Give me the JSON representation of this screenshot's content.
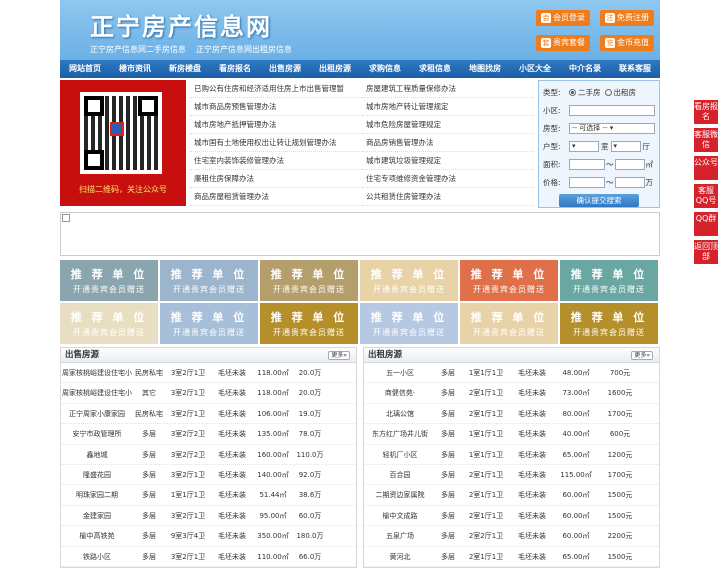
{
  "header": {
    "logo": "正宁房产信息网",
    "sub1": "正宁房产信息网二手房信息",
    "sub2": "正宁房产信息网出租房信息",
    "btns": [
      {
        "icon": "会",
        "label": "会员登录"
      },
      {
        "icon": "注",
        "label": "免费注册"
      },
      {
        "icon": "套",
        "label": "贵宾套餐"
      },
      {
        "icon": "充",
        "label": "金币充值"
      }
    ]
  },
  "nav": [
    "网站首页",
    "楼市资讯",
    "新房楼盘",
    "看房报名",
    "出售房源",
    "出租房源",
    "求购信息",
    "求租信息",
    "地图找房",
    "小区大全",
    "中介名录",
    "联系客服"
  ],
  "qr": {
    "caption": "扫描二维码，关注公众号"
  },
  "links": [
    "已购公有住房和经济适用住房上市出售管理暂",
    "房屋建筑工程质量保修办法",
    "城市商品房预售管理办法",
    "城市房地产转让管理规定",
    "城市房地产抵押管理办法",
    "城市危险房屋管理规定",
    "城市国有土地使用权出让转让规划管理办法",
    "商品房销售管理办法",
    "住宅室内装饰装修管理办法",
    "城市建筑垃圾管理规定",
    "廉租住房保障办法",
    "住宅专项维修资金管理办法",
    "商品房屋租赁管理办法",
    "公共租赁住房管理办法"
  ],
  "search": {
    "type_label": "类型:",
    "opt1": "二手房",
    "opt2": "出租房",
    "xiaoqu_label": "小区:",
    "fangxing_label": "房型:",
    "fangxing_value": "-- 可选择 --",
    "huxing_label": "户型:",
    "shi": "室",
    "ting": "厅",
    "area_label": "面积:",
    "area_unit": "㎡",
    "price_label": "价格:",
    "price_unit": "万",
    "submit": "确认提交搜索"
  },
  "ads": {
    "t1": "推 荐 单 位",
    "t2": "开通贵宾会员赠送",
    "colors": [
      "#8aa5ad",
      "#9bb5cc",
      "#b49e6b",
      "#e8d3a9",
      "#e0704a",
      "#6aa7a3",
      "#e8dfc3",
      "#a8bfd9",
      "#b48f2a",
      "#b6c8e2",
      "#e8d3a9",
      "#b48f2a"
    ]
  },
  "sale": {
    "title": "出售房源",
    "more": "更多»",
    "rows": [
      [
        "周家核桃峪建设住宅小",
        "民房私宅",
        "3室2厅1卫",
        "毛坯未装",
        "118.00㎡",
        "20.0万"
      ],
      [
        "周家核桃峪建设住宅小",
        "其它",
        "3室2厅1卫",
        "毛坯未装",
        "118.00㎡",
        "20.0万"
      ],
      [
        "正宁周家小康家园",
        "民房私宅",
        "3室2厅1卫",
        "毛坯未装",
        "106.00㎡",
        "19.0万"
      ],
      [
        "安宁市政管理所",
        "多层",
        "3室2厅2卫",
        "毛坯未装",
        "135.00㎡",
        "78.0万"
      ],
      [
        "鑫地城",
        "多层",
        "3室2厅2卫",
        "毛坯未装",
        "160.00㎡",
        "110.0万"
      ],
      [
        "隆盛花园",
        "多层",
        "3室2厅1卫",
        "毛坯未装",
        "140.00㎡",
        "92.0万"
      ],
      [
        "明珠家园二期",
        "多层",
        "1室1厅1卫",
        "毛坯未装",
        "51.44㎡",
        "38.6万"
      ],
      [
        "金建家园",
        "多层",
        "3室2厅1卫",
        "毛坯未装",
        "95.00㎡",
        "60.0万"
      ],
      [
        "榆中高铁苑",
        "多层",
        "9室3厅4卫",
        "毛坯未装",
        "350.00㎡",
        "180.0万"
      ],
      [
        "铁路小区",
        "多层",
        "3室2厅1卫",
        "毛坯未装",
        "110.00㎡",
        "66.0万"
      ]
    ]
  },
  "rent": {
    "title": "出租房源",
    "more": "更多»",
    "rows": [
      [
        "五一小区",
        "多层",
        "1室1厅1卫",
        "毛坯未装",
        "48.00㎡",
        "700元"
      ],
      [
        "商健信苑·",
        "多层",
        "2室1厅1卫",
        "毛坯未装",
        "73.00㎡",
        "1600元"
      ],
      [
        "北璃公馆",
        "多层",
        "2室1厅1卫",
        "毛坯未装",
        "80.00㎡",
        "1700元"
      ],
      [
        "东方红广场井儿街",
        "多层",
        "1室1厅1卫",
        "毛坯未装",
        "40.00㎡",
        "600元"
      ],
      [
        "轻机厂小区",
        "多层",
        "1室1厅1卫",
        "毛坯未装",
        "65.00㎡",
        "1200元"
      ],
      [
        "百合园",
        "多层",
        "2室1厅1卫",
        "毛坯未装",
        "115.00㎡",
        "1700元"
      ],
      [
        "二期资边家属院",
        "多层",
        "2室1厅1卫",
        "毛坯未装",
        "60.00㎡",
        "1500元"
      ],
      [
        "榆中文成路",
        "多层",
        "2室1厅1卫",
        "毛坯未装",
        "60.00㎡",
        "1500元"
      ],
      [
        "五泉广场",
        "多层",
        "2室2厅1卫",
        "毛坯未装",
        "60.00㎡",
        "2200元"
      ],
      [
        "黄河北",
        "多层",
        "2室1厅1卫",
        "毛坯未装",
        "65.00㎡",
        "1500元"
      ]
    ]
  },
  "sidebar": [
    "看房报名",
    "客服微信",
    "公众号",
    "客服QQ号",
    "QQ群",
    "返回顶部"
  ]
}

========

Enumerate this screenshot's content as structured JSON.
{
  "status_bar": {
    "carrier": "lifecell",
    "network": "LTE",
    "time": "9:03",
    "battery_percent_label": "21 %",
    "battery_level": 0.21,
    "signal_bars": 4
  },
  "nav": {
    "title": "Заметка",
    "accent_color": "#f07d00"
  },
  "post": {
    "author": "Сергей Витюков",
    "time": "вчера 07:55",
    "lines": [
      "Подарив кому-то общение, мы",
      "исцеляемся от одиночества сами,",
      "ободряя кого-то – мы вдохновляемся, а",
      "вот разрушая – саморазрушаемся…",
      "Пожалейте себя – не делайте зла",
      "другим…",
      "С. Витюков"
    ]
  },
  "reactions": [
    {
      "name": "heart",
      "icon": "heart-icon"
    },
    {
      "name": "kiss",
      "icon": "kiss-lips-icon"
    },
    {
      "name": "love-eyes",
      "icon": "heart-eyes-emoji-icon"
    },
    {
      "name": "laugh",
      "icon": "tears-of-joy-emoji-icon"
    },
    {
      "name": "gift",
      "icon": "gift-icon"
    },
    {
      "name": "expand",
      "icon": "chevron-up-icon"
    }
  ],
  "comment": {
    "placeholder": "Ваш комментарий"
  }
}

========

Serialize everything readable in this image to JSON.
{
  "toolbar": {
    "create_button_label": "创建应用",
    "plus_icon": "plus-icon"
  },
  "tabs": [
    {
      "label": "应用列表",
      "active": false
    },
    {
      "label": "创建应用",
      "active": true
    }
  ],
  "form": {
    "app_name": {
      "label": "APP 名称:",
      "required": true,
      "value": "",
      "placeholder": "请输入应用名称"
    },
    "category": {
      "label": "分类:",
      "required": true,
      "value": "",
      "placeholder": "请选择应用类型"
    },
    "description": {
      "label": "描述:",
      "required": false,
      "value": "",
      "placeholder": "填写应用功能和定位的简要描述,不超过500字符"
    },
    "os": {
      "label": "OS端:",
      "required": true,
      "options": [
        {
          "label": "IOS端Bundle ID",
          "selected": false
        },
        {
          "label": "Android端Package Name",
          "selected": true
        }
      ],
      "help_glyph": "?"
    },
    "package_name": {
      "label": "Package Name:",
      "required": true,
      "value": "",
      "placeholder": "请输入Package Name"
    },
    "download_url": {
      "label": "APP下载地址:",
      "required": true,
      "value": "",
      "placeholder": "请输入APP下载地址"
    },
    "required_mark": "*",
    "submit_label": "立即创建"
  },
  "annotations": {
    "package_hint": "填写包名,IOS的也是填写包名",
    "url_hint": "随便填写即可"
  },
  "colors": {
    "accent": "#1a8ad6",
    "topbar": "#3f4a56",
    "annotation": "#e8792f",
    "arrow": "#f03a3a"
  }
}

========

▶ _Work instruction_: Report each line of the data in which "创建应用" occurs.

▶ _Problem solution_:
    "create_button_label": "创建应用",
      "label": "创建应用",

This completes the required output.